▶ _Work to be completed_: Look through the entries below. Report each line that has the word "minutes" in it.

***

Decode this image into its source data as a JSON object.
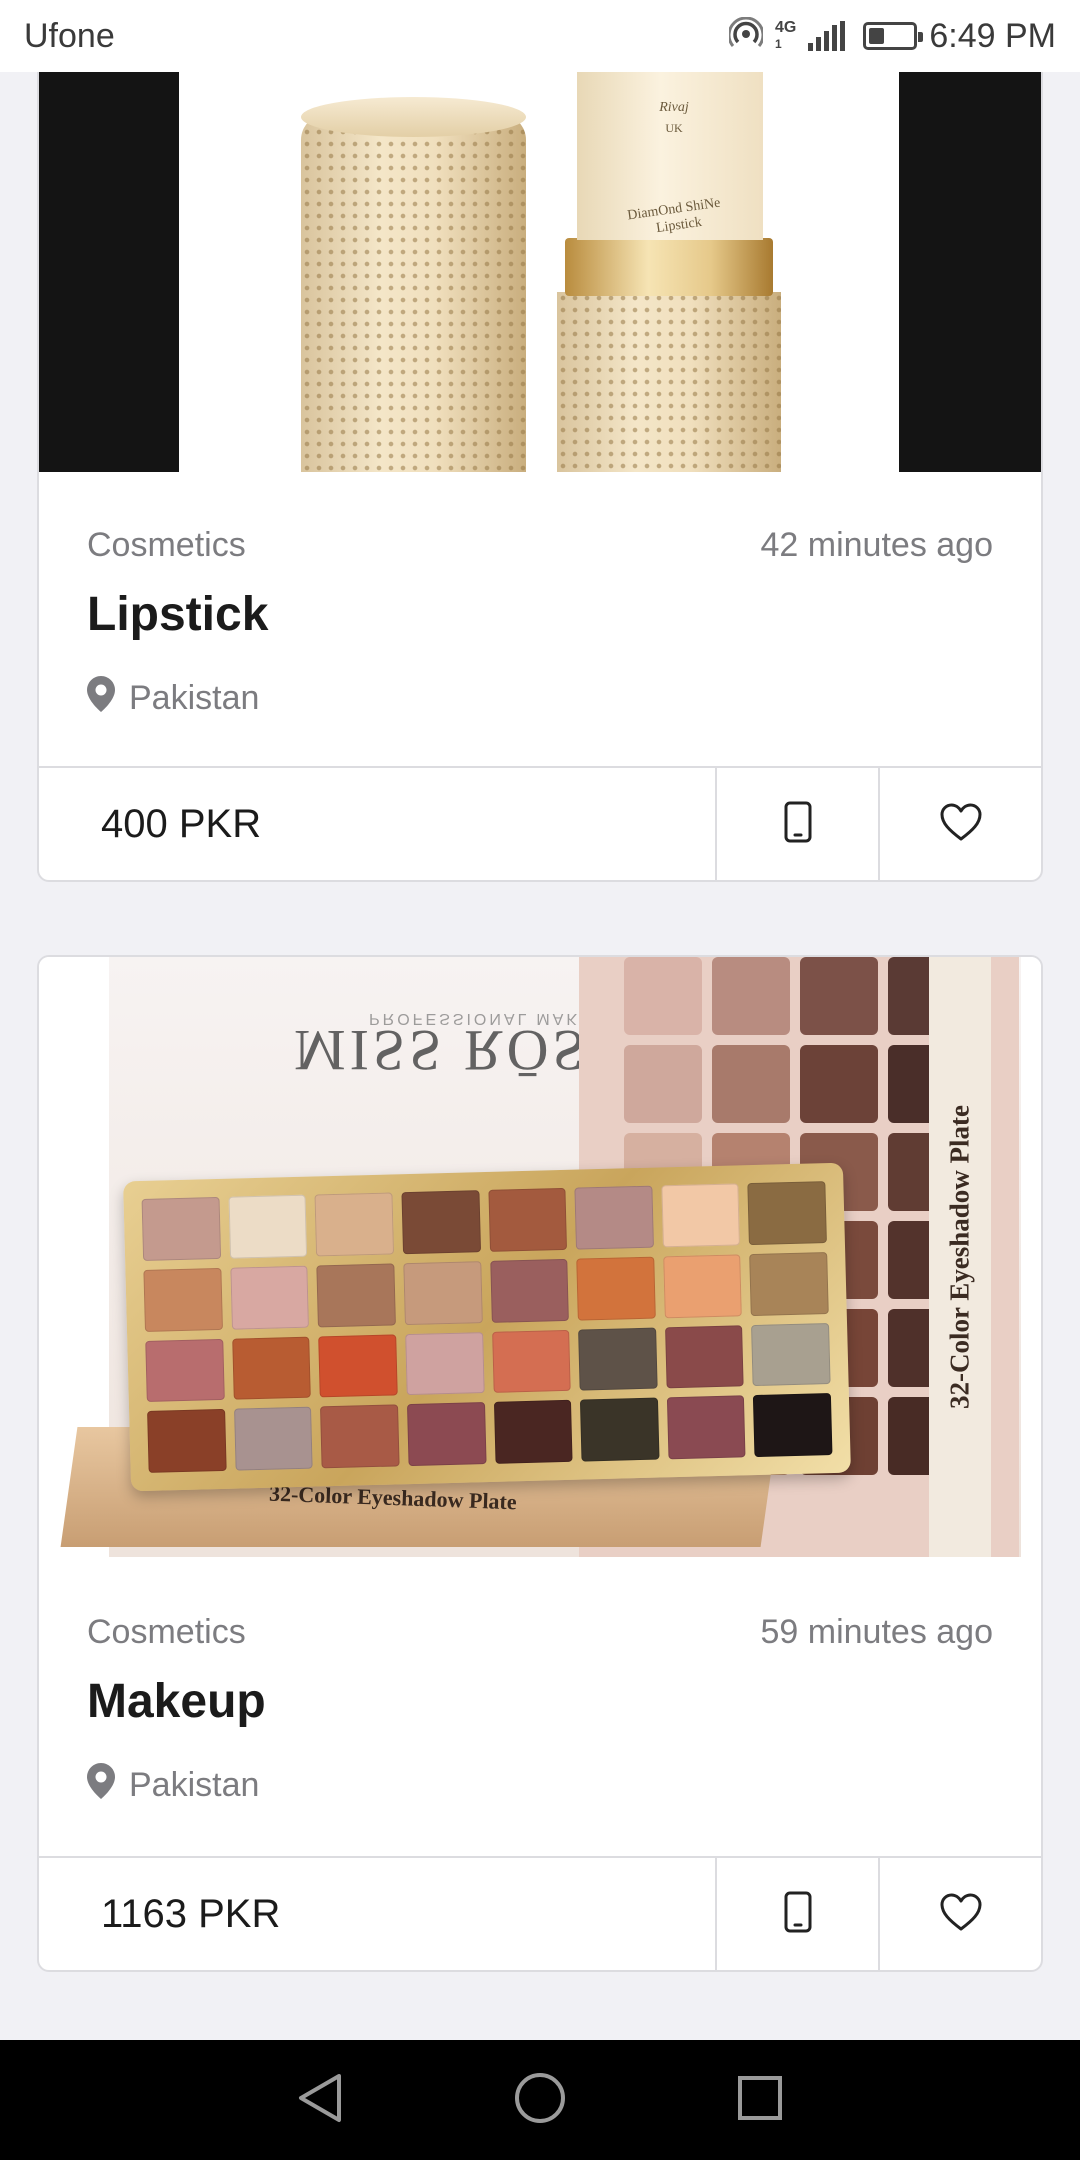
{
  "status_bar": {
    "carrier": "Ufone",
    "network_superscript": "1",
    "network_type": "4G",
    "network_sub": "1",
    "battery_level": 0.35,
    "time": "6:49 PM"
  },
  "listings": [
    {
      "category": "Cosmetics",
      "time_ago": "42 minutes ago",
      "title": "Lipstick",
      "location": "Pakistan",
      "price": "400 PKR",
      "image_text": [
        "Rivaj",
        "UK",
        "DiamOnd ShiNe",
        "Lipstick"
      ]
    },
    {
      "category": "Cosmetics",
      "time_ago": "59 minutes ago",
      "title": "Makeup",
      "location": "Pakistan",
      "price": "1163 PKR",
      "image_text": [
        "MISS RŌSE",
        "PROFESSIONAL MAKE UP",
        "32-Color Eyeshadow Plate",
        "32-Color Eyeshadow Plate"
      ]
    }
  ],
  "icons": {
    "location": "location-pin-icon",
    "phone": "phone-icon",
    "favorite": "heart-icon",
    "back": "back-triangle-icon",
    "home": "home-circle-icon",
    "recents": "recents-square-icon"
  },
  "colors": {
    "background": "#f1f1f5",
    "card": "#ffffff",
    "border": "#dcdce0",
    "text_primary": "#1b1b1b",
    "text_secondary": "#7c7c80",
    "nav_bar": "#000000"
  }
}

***

▶ _Solution below_:
      "time_ago": "42 minutes ago",
      "time_ago": "59 minutes ago",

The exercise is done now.